Formula Feeding Moms Aren’t Lazy - 11 Tips for Dealing with Criticism

Are you “that mom”? You know the one that quit breastfeeding after only two weeks because you were just “too lazy” to stick with it. Nobody really knows what was going on behind the scenes – the baby that wouldn’t latch, the pumping, your baby’s constant crying, your own tears shed from trying to make things work.

Formula Feeding 101- Most Common Questions

By Maria T. Pepin » Read more

The 411 on Baby Poop - Infant Bowel Movements

You wouldn’t think there was that much interest in baby poo, but it seems new moms and experienced moms alike want to know more about baby poop. Your baby’s first bowel movement will be black or greenish black and look like tar. It will be really sticky too. This is called meconium. » Read more

How Much Formula Does My Baby Need?

You'll sometimes have to trust your instincts when it comes to feeding your baby formula. A mathematical calculation to figure out amounts for feeding is nice, but keep in mind that every baby is different. As a mom, you'll want to pay close attention to your baby's hunger cues. Watch for extra fussiness or your baby sucking on her fists or clothing. » Read more

Who sleeps better breastfed babies or formula fed babies?

By JustMommies

Neither, according to a new study conducted by researchers at the West Virginia University in Morgantown who studied 80 new mothers sleep quality. Moms are often told that formula feeding will help a baby sleep longer. » Read more

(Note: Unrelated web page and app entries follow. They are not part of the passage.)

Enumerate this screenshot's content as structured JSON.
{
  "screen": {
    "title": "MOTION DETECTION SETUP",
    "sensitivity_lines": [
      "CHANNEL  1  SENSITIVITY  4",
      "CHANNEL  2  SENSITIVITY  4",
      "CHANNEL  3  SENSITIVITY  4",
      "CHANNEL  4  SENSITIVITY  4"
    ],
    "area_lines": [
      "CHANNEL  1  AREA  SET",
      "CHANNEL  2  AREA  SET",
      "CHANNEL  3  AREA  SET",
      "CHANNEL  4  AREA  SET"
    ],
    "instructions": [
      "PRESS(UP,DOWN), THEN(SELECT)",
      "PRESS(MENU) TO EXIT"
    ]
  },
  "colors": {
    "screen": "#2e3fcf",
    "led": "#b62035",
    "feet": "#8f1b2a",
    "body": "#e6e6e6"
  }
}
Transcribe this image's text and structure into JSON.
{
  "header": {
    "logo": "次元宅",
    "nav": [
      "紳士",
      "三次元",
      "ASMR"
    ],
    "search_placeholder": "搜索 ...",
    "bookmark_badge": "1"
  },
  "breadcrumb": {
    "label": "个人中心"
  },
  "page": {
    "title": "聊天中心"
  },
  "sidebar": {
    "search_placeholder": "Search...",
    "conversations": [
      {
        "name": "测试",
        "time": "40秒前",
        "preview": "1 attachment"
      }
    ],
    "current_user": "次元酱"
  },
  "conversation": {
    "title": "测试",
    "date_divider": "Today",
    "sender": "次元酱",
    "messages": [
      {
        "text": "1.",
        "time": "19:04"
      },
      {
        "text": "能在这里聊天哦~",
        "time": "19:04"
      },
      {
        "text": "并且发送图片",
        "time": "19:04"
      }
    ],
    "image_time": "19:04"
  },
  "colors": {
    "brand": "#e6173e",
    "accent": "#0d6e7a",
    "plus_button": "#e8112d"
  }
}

Bottle-Feeding Moms Lack Support

According to a new report found in the British journal Archives of Disease in Childhood, women who bottle-feed may not be getting enough support or information on bottle-feeding. » Read more

When Breast Isn’t Best: Questioning the Superiority of Breastfeeding

From the very beginning of pregnancy, women are surrounded by the message that “breast is best” and urged to breastfeed for at least six months, preferably a year. But in some cases breastfeeding is either impractical or impossible for the mother. » Read more

Mommy Tips for Drying up Breast Milk

If you are having a baby and not planning to breastfeed, you may be interested in hearing the quickest ways to dry up your breast milk. Your milk will dry up on its own within a week or so if you do not nurse. You may, however, experience engorgement after your milk comes in. There are some things you can do to help relieve the discomfort of being engorged. » Read more

20 Weeks Pregnant: Your Pregnancy Week by Week

You are twenty weeks now. You are half way through your pregnancy There are so many choices to make between now and the time you deliver. Over the next few weeks our newsletters will be focusing on the different choices you will be making for your baby and your birth. Right now, you might be trying to decide whether you want to breastfeed or bottle feed your baby. » Read more